When should a former felon be able to wipe his record clean? A parade of witnesses yesterday urged a Rhode Island legislative committee to cut in half the time that certain criminals would have to wait before their records are eligible for expungement, says the Providence Journal. “I’ve been turned down to vote, I’ve been turned down for housing,” said Felicia Delgado. “We’re asking for forgiveness for getting our lives in order.” Current law allows expungement 10 years after a first offender felon finishes a sentence for a nonviolent crime.

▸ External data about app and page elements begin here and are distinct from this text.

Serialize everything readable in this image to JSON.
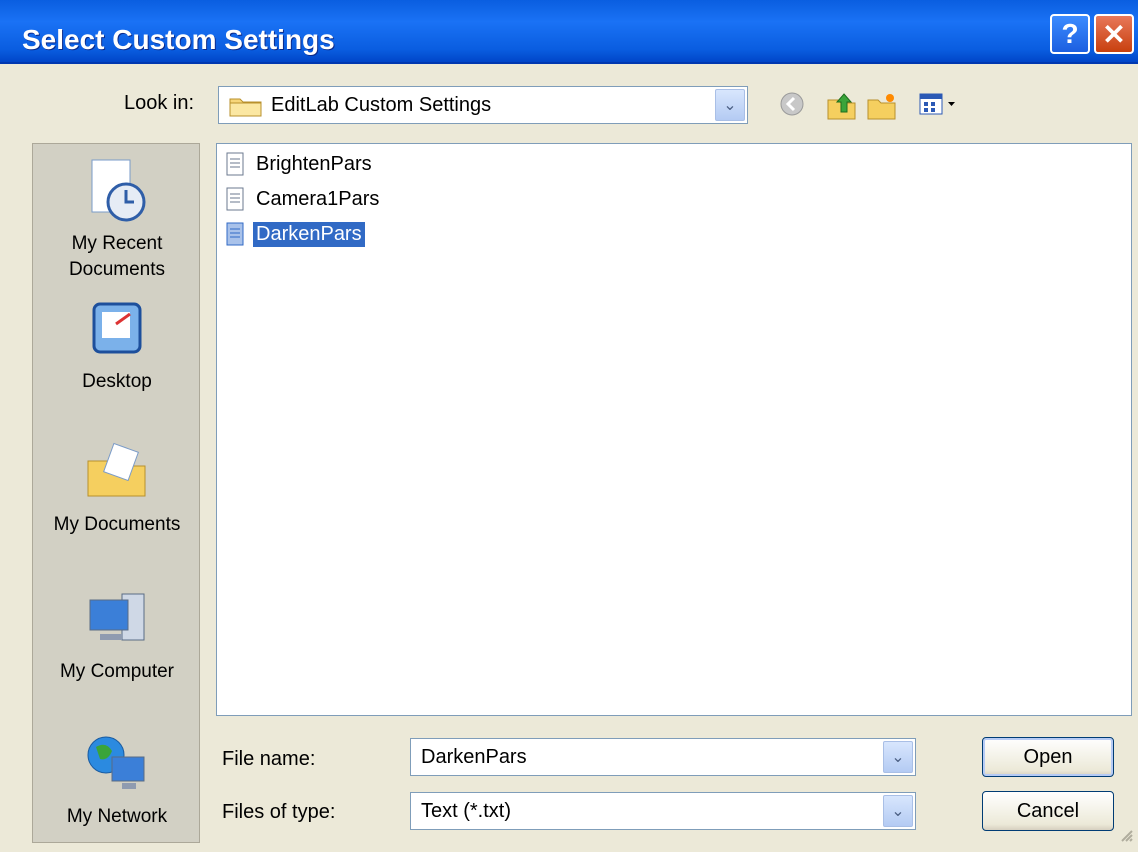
{
  "window": {
    "title": "Select Custom Settings",
    "help_label": "?",
    "close_label": "✕"
  },
  "lookin": {
    "label": "Look in:",
    "value": "EditLab Custom Settings"
  },
  "toolbar": {
    "icons": [
      "back-icon",
      "up-folder-icon",
      "new-folder-icon",
      "view-menu-icon"
    ]
  },
  "places": [
    {
      "label1": "My Recent",
      "label2": "Documents"
    },
    {
      "label1": "Desktop",
      "label2": ""
    },
    {
      "label1": "My Documents",
      "label2": ""
    },
    {
      "label1": "My Computer",
      "label2": ""
    },
    {
      "label1": "My Network",
      "label2": ""
    }
  ],
  "files": [
    {
      "name": "BrightenPars",
      "selected": false
    },
    {
      "name": "Camera1Pars",
      "selected": false
    },
    {
      "name": "DarkenPars",
      "selected": true
    }
  ],
  "filename": {
    "label": "File name:",
    "value": "DarkenPars"
  },
  "filetype": {
    "label": "Files of type:",
    "value": "Text (*.txt)"
  },
  "buttons": {
    "open": "Open",
    "cancel": "Cancel"
  },
  "colors": {
    "titlebar": "#0a5ee0",
    "selection": "#316ac5",
    "dialog": "#ece9d8"
  }
}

The proposed easing of the expungement law drew vehement opposition from the governor, lieutenant governor, attorney general, and child advocate’s office. “As you know, the expungement process permanently erases the entire record of persons who may now apply to work with our most vulnerable citizens — children and the elderly,” said Attorney General Patrick Lynch. Governor Donald Carcieri said, “Rhode Island law already provides for a very generous expungement standard. For the sake of public saefty, we should not make this standard even more generous. Weakening the standard undercuts the public’s right to know, jeopardizes public safety, and complicates the hiring process for employers.”